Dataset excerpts
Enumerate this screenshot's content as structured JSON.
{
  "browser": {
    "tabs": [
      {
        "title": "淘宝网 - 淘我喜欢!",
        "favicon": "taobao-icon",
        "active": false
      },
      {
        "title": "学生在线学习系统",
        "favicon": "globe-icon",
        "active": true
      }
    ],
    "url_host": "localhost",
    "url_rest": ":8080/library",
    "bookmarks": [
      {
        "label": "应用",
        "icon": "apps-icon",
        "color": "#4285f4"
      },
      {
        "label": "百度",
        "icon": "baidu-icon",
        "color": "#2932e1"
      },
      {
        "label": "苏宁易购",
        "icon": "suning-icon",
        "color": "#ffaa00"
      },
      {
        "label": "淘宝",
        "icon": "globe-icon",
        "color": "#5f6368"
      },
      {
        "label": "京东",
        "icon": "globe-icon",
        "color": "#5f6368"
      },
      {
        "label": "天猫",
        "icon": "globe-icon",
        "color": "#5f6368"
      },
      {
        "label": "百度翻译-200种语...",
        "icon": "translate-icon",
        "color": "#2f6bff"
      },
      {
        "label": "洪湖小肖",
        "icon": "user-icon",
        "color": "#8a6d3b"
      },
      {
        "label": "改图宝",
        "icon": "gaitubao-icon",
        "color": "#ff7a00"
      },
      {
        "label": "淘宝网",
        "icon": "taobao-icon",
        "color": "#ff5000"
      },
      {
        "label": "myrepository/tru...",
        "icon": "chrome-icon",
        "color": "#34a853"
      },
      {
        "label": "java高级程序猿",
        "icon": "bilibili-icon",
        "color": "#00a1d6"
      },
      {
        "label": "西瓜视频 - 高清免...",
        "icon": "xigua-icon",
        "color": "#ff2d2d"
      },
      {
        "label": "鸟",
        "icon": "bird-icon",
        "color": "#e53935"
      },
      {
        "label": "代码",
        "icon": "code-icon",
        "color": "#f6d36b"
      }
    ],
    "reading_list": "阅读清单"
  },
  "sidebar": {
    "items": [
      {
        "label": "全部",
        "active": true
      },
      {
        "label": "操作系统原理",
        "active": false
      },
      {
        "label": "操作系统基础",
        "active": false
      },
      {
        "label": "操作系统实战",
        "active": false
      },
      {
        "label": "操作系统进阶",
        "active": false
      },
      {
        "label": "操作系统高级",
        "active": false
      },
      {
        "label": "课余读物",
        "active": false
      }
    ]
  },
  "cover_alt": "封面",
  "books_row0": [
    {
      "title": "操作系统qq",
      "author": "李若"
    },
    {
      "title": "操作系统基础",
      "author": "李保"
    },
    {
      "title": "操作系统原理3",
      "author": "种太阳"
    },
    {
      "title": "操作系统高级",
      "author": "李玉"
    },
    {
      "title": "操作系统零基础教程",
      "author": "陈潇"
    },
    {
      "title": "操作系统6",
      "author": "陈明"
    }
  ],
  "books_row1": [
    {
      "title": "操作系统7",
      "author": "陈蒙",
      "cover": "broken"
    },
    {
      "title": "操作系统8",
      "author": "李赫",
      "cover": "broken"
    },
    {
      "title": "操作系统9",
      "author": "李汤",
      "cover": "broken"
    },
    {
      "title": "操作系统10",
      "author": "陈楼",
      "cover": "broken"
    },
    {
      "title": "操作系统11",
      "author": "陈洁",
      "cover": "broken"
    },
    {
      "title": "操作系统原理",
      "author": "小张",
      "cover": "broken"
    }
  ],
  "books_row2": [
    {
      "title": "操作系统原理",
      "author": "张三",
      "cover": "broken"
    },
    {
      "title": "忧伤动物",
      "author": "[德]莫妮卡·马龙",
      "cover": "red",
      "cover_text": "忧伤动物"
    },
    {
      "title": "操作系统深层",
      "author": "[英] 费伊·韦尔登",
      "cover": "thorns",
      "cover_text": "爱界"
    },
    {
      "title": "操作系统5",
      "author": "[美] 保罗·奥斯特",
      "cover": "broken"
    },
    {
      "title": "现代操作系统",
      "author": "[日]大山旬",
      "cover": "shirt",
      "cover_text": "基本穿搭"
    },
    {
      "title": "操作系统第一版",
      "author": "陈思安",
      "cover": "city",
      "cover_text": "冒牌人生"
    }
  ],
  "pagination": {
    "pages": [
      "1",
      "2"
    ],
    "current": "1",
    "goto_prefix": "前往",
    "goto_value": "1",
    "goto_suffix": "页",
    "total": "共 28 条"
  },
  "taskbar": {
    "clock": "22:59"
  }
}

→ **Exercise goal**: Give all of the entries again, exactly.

→ **Completed exercise**:
Enumerate this screenshot's content as structured JSON.
{
  "browser": {
    "tabs": [
      {
        "title": "淘宝网 - 淘我喜欢!",
        "favicon": "taobao-icon",
        "active": false
      },
      {
        "title": "学生在线学习系统",
        "favicon": "globe-icon",
        "active": true
      }
    ],
    "url_host": "localhost",
    "url_rest": ":8080/library",
    "bookmarks": [
      {
        "label": "应用",
        "icon": "apps-icon",
        "color": "#4285f4"
      },
      {
        "label": "百度",
        "icon": "baidu-icon",
        "color": "#2932e1"
      },
      {
        "label": "苏宁易购",
        "icon": "suning-icon",
        "color": "#ffaa00"
      },
      {
        "label": "淘宝",
        "icon": "globe-icon",
        "color": "#5f6368"
      },
      {
        "label": "京东",
        "icon": "globe-icon",
        "color": "#5f6368"
      },
      {
        "label": "天猫",
        "icon": "globe-icon",
        "color": "#5f6368"
      },
      {
        "label": "百度翻译-200种语...",
        "icon": "translate-icon",
        "color": "#2f6bff"
      },
      {
        "label": "洪湖小肖",
        "icon": "user-icon",
        "color": "#8a6d3b"
      },
      {
        "label": "改图宝",
        "icon": "gaitubao-icon",
        "color": "#ff7a00"
      },
      {
        "label": "淘宝网",
        "icon": "taobao-icon",
        "color": "#ff5000"
      },
      {
        "label": "myrepository/tru...",
        "icon": "chrome-icon",
        "color": "#34a853"
      },
      {
        "label": "java高级程序猿",
        "icon": "bilibili-icon",
        "color": "#00a1d6"
      },
      {
        "label": "西瓜视频 - 高清免...",
        "icon": "xigua-icon",
        "color": "#ff2d2d"
      },
      {
        "label": "鸟",
        "icon": "bird-icon",
        "color": "#e53935"
      },
      {
        "label": "代码",
        "icon": "code-icon",
        "color": "#f6d36b"
      }
    ],
    "reading_list": "阅读清单"
  },
  "sidebar": {
    "items": [
      {
        "label": "全部",
        "active": true
      },
      {
        "label": "操作系统原理",
        "active": false
      },
      {
        "label": "操作系统基础",
        "active": false
      },
      {
        "label": "操作系统实战",
        "active": false
      },
      {
        "label": "操作系统进阶",
        "active": false
      },
      {
        "label": "操作系统高级",
        "active": false
      },
      {
        "label": "课余读物",
        "active": false
      }
    ]
  },
  "cover_alt": "封面",
  "books_row0": [
    {
      "title": "操作系统qq",
      "author": "李若"
    },
    {
      "title": "操作系统基础",
      "author": "李保"
    },
    {
      "title": "操作系统原理3",
      "author": "种太阳"
    },
    {
      "title": "操作系统高级",
      "author": "李玉"
    },
    {
      "title": "操作系统零基础教程",
      "author": "陈潇"
    },
    {
      "title": "操作系统6",
      "author": "陈明"
    }
  ],
  "books_row1": [
    {
      "title": "操作系统7",
      "author": "陈蒙",
      "cover": "broken"
    },
    {
      "title": "操作系统8",
      "author": "李赫",
      "cover": "broken"
    },
    {
      "title": "操作系统9",
      "author": "李汤",
      "cover": "broken"
    },
    {
      "title": "操作系统10",
      "author": "陈楼",
      "cover": "broken"
    },
    {
      "title": "操作系统11",
      "author": "陈洁",
      "cover": "broken"
    },
    {
      "title": "操作系统原理",
      "author": "小张",
      "cover": "broken"
    }
  ],
  "books_row2": [
    {
      "title": "操作系统原理",
      "author": "张三",
      "cover": "broken"
    },
    {
      "title": "忧伤动物",
      "author": "[德]莫妮卡·马龙",
      "cover": "red",
      "cover_text": "忧伤动物"
    },
    {
      "title": "操作系统深层",
      "author": "[英] 费伊·韦尔登",
      "cover": "thorns",
      "cover_text": "爱界"
    },
    {
      "title": "操作系统5",
      "author": "[美] 保罗·奥斯特",
      "cover": "broken"
    },
    {
      "title": "现代操作系统",
      "author": "[日]大山旬",
      "cover": "shirt",
      "cover_text": "基本穿搭"
    },
    {
      "title": "操作系统第一版",
      "author": "陈思安",
      "cover": "city",
      "cover_text": "冒牌人生"
    }
  ],
  "pagination": {
    "pages": [
      "1",
      "2"
    ],
    "current": "1",
    "goto_prefix": "前往",
    "goto_value": "1",
    "goto_suffix": "页",
    "total": "共 28 条"
  },
  "taskbar": {
    "clock": "22:59"
  }
}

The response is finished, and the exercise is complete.